*** Opening Information provided ***

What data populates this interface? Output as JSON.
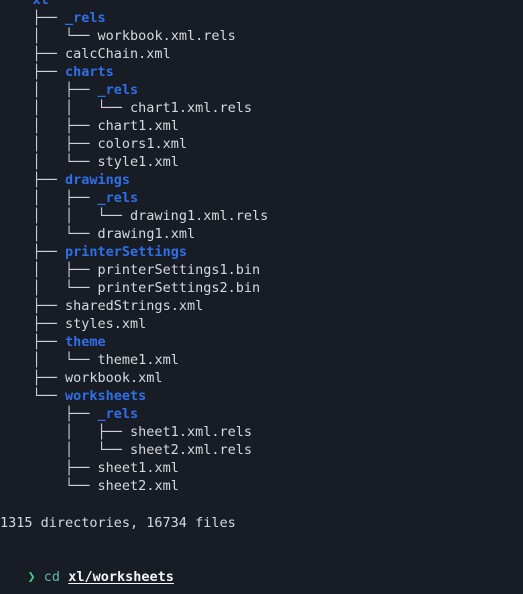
{
  "terminal": {
    "background_color": "#181c24",
    "directory_color": "#2f6fe8",
    "file_color": "#d6d9de",
    "branch_color": "#cfd3d9",
    "prompt_symbol_color": "#3fd07f",
    "command_color": "#5fb8a8",
    "argument_color": "#f2f4f7"
  },
  "tree": {
    "rows": [
      {
        "prefix": "└── ",
        "name": "xl",
        "type": "dir"
      },
      {
        "prefix": "    ├── ",
        "name": "_rels",
        "type": "dir"
      },
      {
        "prefix": "    │   └── ",
        "name": "workbook.xml.rels",
        "type": "file"
      },
      {
        "prefix": "    ├── ",
        "name": "calcChain.xml",
        "type": "file"
      },
      {
        "prefix": "    ├── ",
        "name": "charts",
        "type": "dir"
      },
      {
        "prefix": "    │   ├── ",
        "name": "_rels",
        "type": "dir"
      },
      {
        "prefix": "    │   │   └── ",
        "name": "chart1.xml.rels",
        "type": "file"
      },
      {
        "prefix": "    │   ├── ",
        "name": "chart1.xml",
        "type": "file"
      },
      {
        "prefix": "    │   ├── ",
        "name": "colors1.xml",
        "type": "file"
      },
      {
        "prefix": "    │   └── ",
        "name": "style1.xml",
        "type": "file"
      },
      {
        "prefix": "    ├── ",
        "name": "drawings",
        "type": "dir"
      },
      {
        "prefix": "    │   ├── ",
        "name": "_rels",
        "type": "dir"
      },
      {
        "prefix": "    │   │   └── ",
        "name": "drawing1.xml.rels",
        "type": "file"
      },
      {
        "prefix": "    │   └── ",
        "name": "drawing1.xml",
        "type": "file"
      },
      {
        "prefix": "    ├── ",
        "name": "printerSettings",
        "type": "dir"
      },
      {
        "prefix": "    │   ├── ",
        "name": "printerSettings1.bin",
        "type": "file"
      },
      {
        "prefix": "    │   └── ",
        "name": "printerSettings2.bin",
        "type": "file"
      },
      {
        "prefix": "    ├── ",
        "name": "sharedStrings.xml",
        "type": "file"
      },
      {
        "prefix": "    ├── ",
        "name": "styles.xml",
        "type": "file"
      },
      {
        "prefix": "    ├── ",
        "name": "theme",
        "type": "dir"
      },
      {
        "prefix": "    │   └── ",
        "name": "theme1.xml",
        "type": "file"
      },
      {
        "prefix": "    ├── ",
        "name": "workbook.xml",
        "type": "file"
      },
      {
        "prefix": "    └── ",
        "name": "worksheets",
        "type": "dir"
      },
      {
        "prefix": "        ├── ",
        "name": "_rels",
        "type": "dir"
      },
      {
        "prefix": "        │   ├── ",
        "name": "sheet1.xml.rels",
        "type": "file"
      },
      {
        "prefix": "        │   └── ",
        "name": "sheet2.xml.rels",
        "type": "file"
      },
      {
        "prefix": "        ├── ",
        "name": "sheet1.xml",
        "type": "file"
      },
      {
        "prefix": "        └── ",
        "name": "sheet2.xml",
        "type": "file"
      }
    ]
  },
  "summary": {
    "text": "1315 directories, 16734 files",
    "directories": 1315,
    "files": 16734
  },
  "prompt": {
    "symbol": "❯",
    "command": "cd",
    "argument": "xl/worksheets"
  }
}
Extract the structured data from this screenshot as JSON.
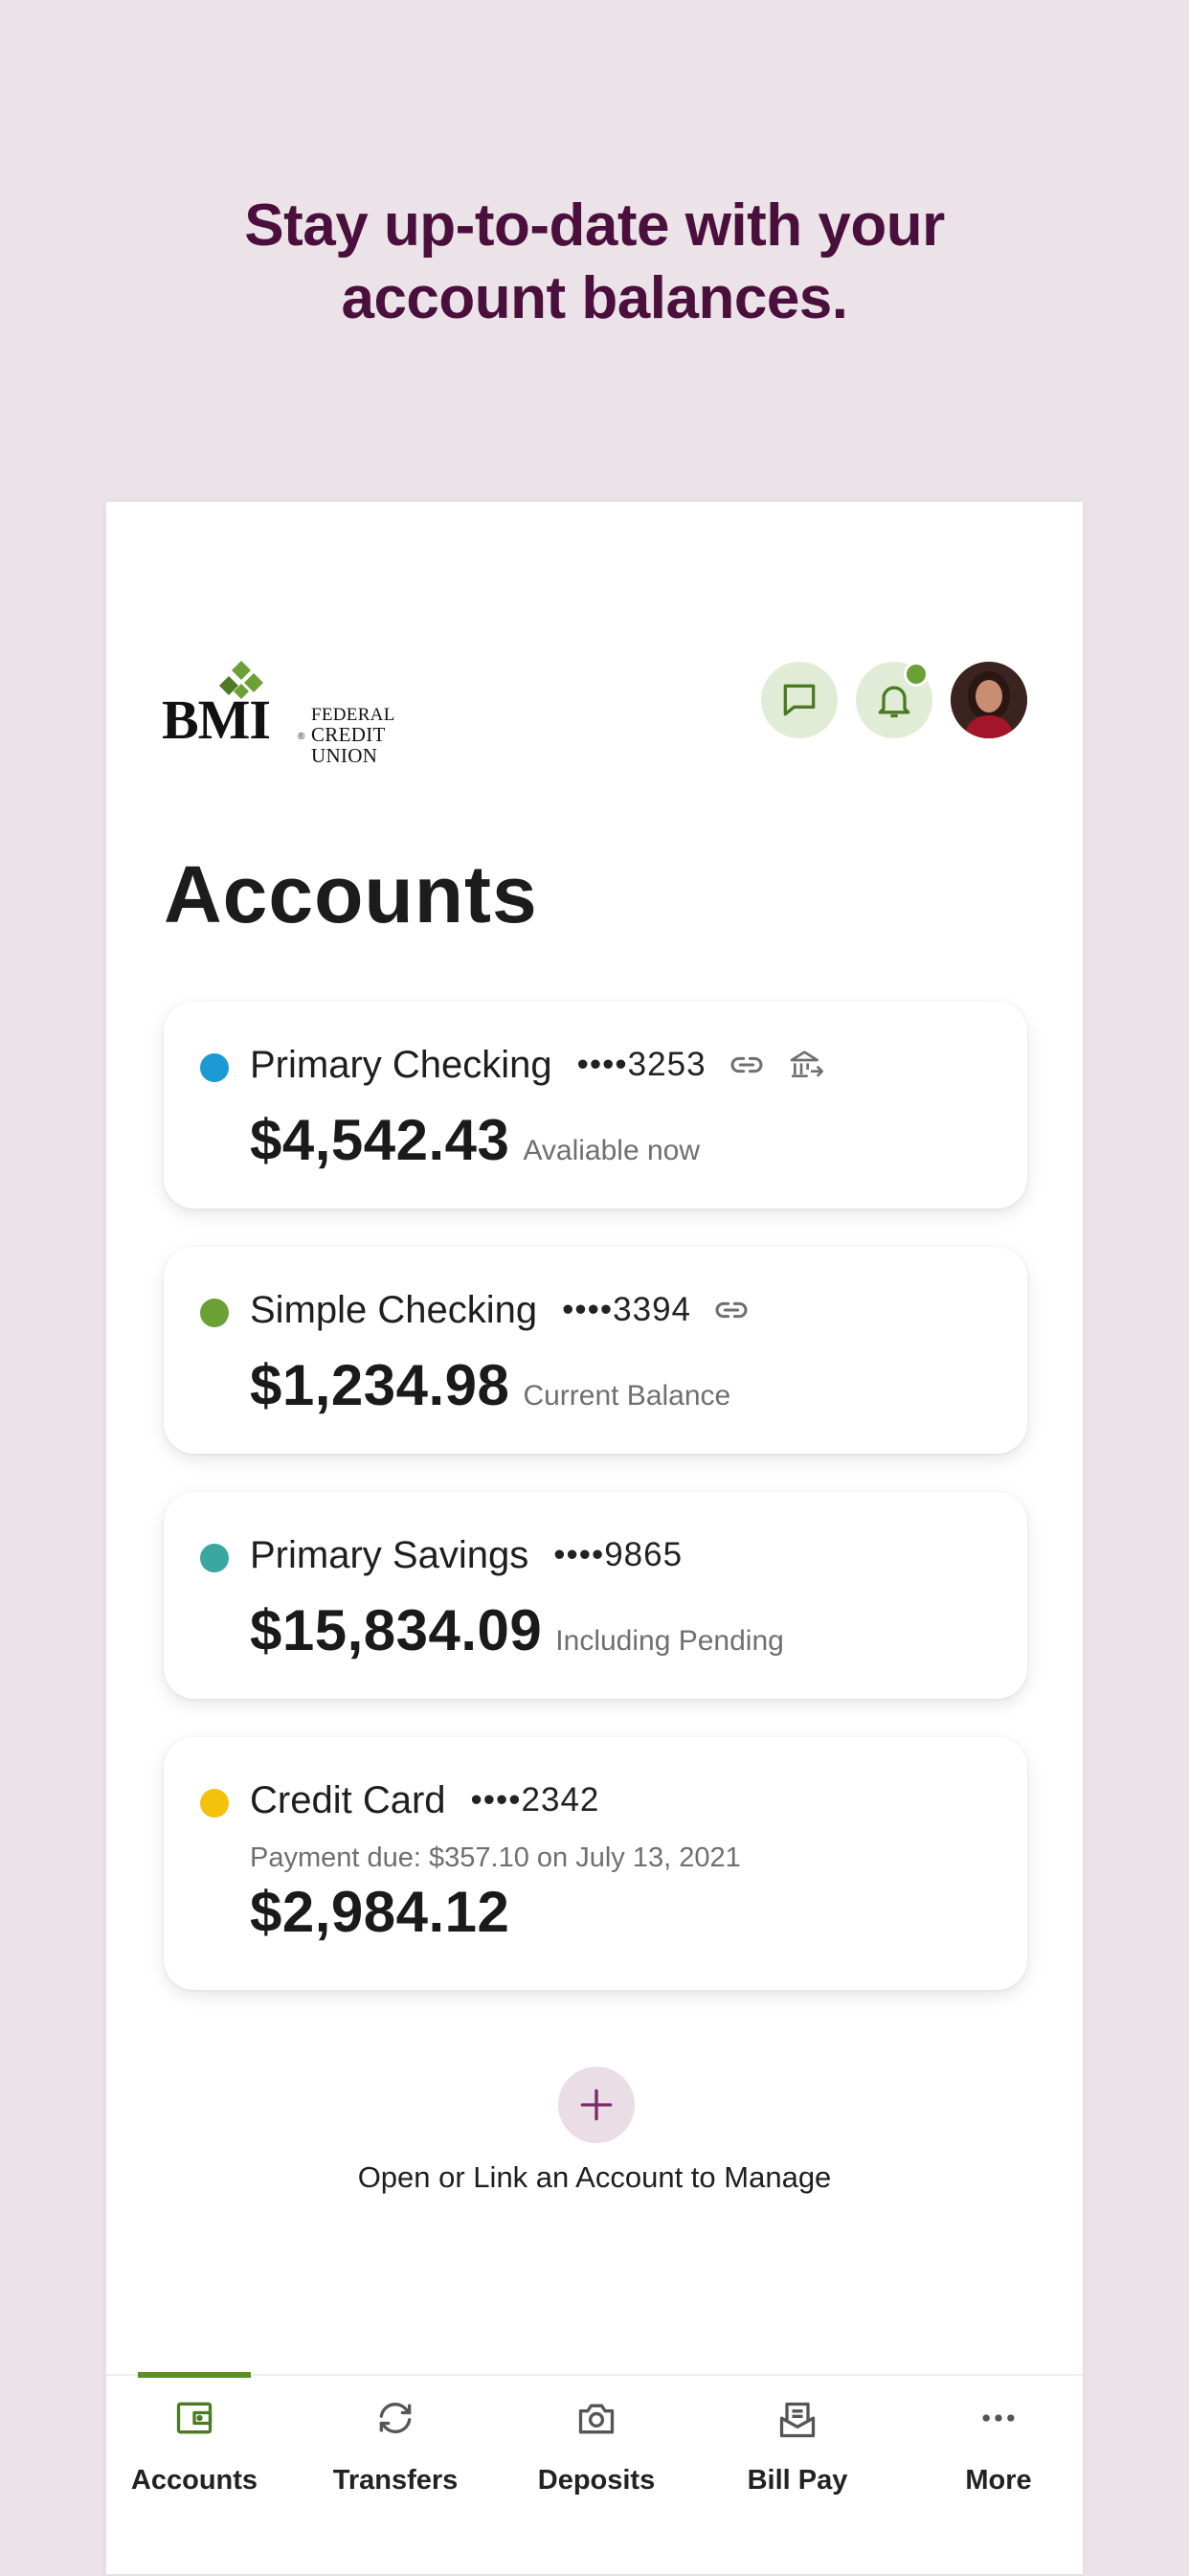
{
  "headline": {
    "line1": "Stay up-to-date with your",
    "line2": "account balances."
  },
  "brand": {
    "logo_text": "BMI",
    "registered": "®",
    "line1": "FEDERAL",
    "line2": "CREDIT UNION"
  },
  "header": {
    "chat_icon": "chat-bubble-icon",
    "bell_icon": "bell-icon",
    "has_notification": true
  },
  "page_title": "Accounts",
  "accounts": [
    {
      "name": "Primary Checking",
      "mask": "••••3253",
      "amount": "$4,542.43",
      "label": "Avaliable now",
      "dot_color": "#1b9ad6",
      "icons": [
        "link-icon",
        "bank-transfer-icon"
      ]
    },
    {
      "name": "Simple Checking",
      "mask": "••••3394",
      "amount": "$1,234.98",
      "label": "Current Balance",
      "dot_color": "#6aa036",
      "icons": [
        "link-icon"
      ]
    },
    {
      "name": "Primary Savings",
      "mask": "••••9865",
      "amount": "$15,834.09",
      "label": "Including Pending",
      "dot_color": "#3aa7a1",
      "icons": []
    },
    {
      "name": "Credit Card",
      "mask": "••••2342",
      "due": "Payment due: $357.10 on July 13, 2021",
      "amount": "$2,984.12",
      "dot_color": "#f4c20d",
      "icons": []
    }
  ],
  "add_account": {
    "label": "Open or Link an Account to Manage"
  },
  "tabs": [
    {
      "label": "Accounts",
      "icon": "wallet-icon",
      "active": true
    },
    {
      "label": "Transfers",
      "icon": "transfer-arrows-icon",
      "active": false
    },
    {
      "label": "Deposits",
      "icon": "camera-icon",
      "active": false
    },
    {
      "label": "Bill Pay",
      "icon": "bill-envelope-icon",
      "active": false
    },
    {
      "label": "More",
      "icon": "more-dots-icon",
      "active": false
    }
  ],
  "colors": {
    "background": "#ebe3e8",
    "headline": "#4a0f3c",
    "accent_green": "#5c8f2a",
    "icon_bg_green": "#e0ecd6",
    "add_bg": "#eadde6",
    "add_plus": "#7a2a68"
  }
}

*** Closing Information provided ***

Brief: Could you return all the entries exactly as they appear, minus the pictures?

Output below:
What data populates this interface? Output as JSON.
{
  "terminal": {
    "background_color": "#181c24",
    "directory_color": "#2f6fe8",
    "file_color": "#d6d9de",
    "branch_color": "#cfd3d9",
    "prompt_symbol_color": "#3fd07f",
    "command_color": "#5fb8a8",
    "argument_color": "#f2f4f7"
  },
  "tree": {
    "rows": [
      {
        "prefix": "└── ",
        "name": "xl",
        "type": "dir"
      },
      {
        "prefix": "    ├── ",
        "name": "_rels",
        "type": "dir"
      },
      {
        "prefix": "    │   └── ",
        "name": "workbook.xml.rels",
        "type": "file"
      },
      {
        "prefix": "    ├── ",
        "name": "calcChain.xml",
        "type": "file"
      },
      {
        "prefix": "    ├── ",
        "name": "charts",
        "type": "dir"
      },
      {
        "prefix": "    │   ├── ",
        "name": "_rels",
        "type": "dir"
      },
      {
        "prefix": "    │   │   └── ",
        "name": "chart1.xml.rels",
        "type": "file"
      },
      {
        "prefix": "    │   ├── ",
        "name": "chart1.xml",
        "type": "file"
      },
      {
        "prefix": "    │   ├── ",
        "name": "colors1.xml",
        "type": "file"
      },
      {
        "prefix": "    │   └── ",
        "name": "style1.xml",
        "type": "file"
      },
      {
        "prefix": "    ├── ",
        "name": "drawings",
        "type": "dir"
      },
      {
        "prefix": "    │   ├── ",
        "name": "_rels",
        "type": "dir"
      },
      {
        "prefix": "    │   │   └── ",
        "name": "drawing1.xml.rels",
        "type": "file"
      },
      {
        "prefix": "    │   └── ",
        "name": "drawing1.xml",
        "type": "file"
      },
      {
        "prefix": "    ├── ",
        "name": "printerSettings",
        "type": "dir"
      },
      {
        "prefix": "    │   ├── ",
        "name": "printerSettings1.bin",
        "type": "file"
      },
      {
        "prefix": "    │   └── ",
        "name": "printerSettings2.bin",
        "type": "file"
      },
      {
        "prefix": "    ├── ",
        "name": "sharedStrings.xml",
        "type": "file"
      },
      {
        "prefix": "    ├── ",
        "name": "styles.xml",
        "type": "file"
      },
      {
        "prefix": "    ├── ",
        "name": "theme",
        "type": "dir"
      },
      {
        "prefix": "    │   └── ",
        "name": "theme1.xml",
        "type": "file"
      },
      {
        "prefix": "    ├── ",
        "name": "workbook.xml",
        "type": "file"
      },
      {
        "prefix": "    └── ",
        "name": "worksheets",
        "type": "dir"
      },
      {
        "prefix": "        ├── ",
        "name": "_rels",
        "type": "dir"
      },
      {
        "prefix": "        │   ├── ",
        "name": "sheet1.xml.rels",
        "type": "file"
      },
      {
        "prefix": "        │   └── ",
        "name": "sheet2.xml.rels",
        "type": "file"
      },
      {
        "prefix": "        ├── ",
        "name": "sheet1.xml",
        "type": "file"
      },
      {
        "prefix": "        └── ",
        "name": "sheet2.xml",
        "type": "file"
      }
    ]
  },
  "summary": {
    "text": "1315 directories, 16734 files",
    "directories": 1315,
    "files": 16734
  },
  "prompt": {
    "symbol": "❯",
    "command": "cd",
    "argument": "xl/worksheets"
  }
}
Extract the structured data from this screenshot as JSON.
{
  "headline": {
    "line1": "Stay up-to-date with your",
    "line2": "account balances."
  },
  "brand": {
    "logo_text": "BMI",
    "registered": "®",
    "line1": "FEDERAL",
    "line2": "CREDIT UNION"
  },
  "header": {
    "chat_icon": "chat-bubble-icon",
    "bell_icon": "bell-icon",
    "has_notification": true
  },
  "page_title": "Accounts",
  "accounts": [
    {
      "name": "Primary Checking",
      "mask": "••••3253",
      "amount": "$4,542.43",
      "label": "Avaliable now",
      "dot_color": "#1b9ad6",
      "icons": [
        "link-icon",
        "bank-transfer-icon"
      ]
    },
    {
      "name": "Simple Checking",
      "mask": "••••3394",
      "amount": "$1,234.98",
      "label": "Current Balance",
      "dot_color": "#6aa036",
      "icons": [
        "link-icon"
      ]
    },
    {
      "name": "Primary Savings",
      "mask": "••••9865",
      "amount": "$15,834.09",
      "label": "Including Pending",
      "dot_color": "#3aa7a1",
      "icons": []
    },
    {
      "name": "Credit Card",
      "mask": "••••2342",
      "due": "Payment due: $357.10 on July 13, 2021",
      "amount": "$2,984.12",
      "dot_color": "#f4c20d",
      "icons": []
    }
  ],
  "add_account": {
    "label": "Open or Link an Account to Manage"
  },
  "tabs": [
    {
      "label": "Accounts",
      "icon": "wallet-icon",
      "active": true
    },
    {
      "label": "Transfers",
      "icon": "transfer-arrows-icon",
      "active": false
    },
    {
      "label": "Deposits",
      "icon": "camera-icon",
      "active": false
    },
    {
      "label": "Bill Pay",
      "icon": "bill-envelope-icon",
      "active": false
    },
    {
      "label": "More",
      "icon": "more-dots-icon",
      "active": false
    }
  ],
  "colors": {
    "background": "#ebe3e8",
    "headline": "#4a0f3c",
    "accent_green": "#5c8f2a",
    "icon_bg_green": "#e0ecd6",
    "add_bg": "#eadde6",
    "add_plus": "#7a2a68"
  }
}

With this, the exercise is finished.